**Work task**
Pictures do not belong in the copy; retype the records below exactly.

%%

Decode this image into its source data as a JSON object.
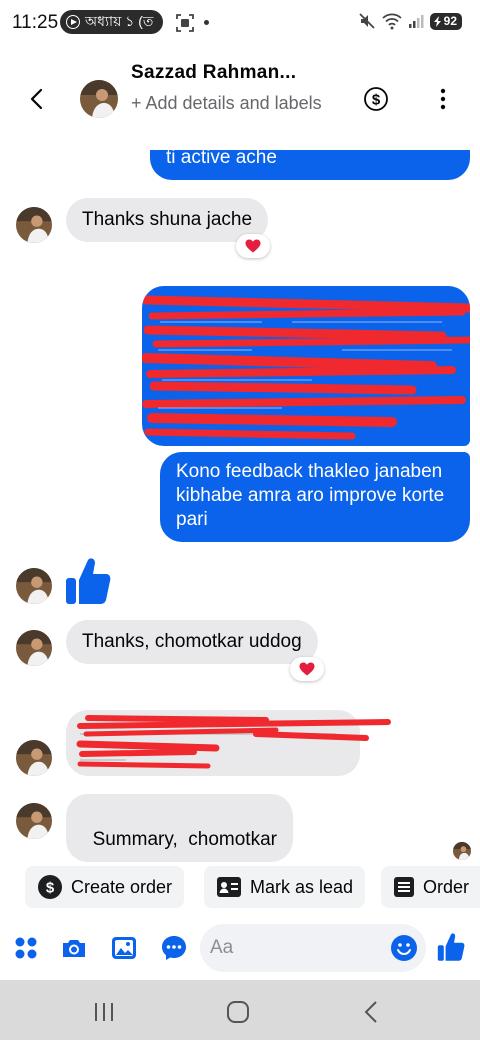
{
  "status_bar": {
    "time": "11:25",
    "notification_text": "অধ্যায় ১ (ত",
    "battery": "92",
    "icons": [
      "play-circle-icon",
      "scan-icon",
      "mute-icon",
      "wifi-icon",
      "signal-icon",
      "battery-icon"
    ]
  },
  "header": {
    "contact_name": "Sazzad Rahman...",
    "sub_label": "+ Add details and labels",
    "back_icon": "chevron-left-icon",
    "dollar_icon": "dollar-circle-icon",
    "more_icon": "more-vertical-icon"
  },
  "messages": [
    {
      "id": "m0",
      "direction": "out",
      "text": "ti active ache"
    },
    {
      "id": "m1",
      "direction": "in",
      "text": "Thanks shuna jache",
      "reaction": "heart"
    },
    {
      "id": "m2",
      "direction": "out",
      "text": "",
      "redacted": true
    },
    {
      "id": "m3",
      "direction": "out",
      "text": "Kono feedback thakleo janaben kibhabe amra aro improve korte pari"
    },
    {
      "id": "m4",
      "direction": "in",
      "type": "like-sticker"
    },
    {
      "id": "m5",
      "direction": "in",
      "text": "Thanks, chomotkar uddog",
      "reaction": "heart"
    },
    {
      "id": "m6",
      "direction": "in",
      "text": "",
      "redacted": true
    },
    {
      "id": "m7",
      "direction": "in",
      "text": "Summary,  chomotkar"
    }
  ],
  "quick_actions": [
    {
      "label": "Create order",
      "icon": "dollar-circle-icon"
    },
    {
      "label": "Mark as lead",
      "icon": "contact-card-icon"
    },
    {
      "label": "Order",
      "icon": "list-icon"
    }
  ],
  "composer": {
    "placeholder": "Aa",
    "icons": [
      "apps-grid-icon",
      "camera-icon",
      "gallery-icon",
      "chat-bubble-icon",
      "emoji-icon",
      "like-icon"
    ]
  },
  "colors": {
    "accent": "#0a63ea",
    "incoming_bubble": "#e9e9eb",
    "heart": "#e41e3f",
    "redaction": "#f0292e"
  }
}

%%

**Solution to this exercise**
Decode this image into its source data as a JSON object.
{
  "status_bar": {
    "time": "11:25",
    "notification_text": "অধ্যায় ১ (ত",
    "battery": "92",
    "icons": [
      "play-circle-icon",
      "scan-icon",
      "mute-icon",
      "wifi-icon",
      "signal-icon",
      "battery-icon"
    ]
  },
  "header": {
    "contact_name": "Sazzad Rahman...",
    "sub_label": "+ Add details and labels",
    "back_icon": "chevron-left-icon",
    "dollar_icon": "dollar-circle-icon",
    "more_icon": "more-vertical-icon"
  },
  "messages": [
    {
      "id": "m0",
      "direction": "out",
      "text": "ti active ache"
    },
    {
      "id": "m1",
      "direction": "in",
      "text": "Thanks shuna jache",
      "reaction": "heart"
    },
    {
      "id": "m2",
      "direction": "out",
      "text": "",
      "redacted": true
    },
    {
      "id": "m3",
      "direction": "out",
      "text": "Kono feedback thakleo janaben kibhabe amra aro improve korte pari"
    },
    {
      "id": "m4",
      "direction": "in",
      "type": "like-sticker"
    },
    {
      "id": "m5",
      "direction": "in",
      "text": "Thanks, chomotkar uddog",
      "reaction": "heart"
    },
    {
      "id": "m6",
      "direction": "in",
      "text": "",
      "redacted": true
    },
    {
      "id": "m7",
      "direction": "in",
      "text": "Summary,  chomotkar"
    }
  ],
  "quick_actions": [
    {
      "label": "Create order",
      "icon": "dollar-circle-icon"
    },
    {
      "label": "Mark as lead",
      "icon": "contact-card-icon"
    },
    {
      "label": "Order",
      "icon": "list-icon"
    }
  ],
  "composer": {
    "placeholder": "Aa",
    "icons": [
      "apps-grid-icon",
      "camera-icon",
      "gallery-icon",
      "chat-bubble-icon",
      "emoji-icon",
      "like-icon"
    ]
  },
  "colors": {
    "accent": "#0a63ea",
    "incoming_bubble": "#e9e9eb",
    "heart": "#e41e3f",
    "redaction": "#f0292e"
  }
}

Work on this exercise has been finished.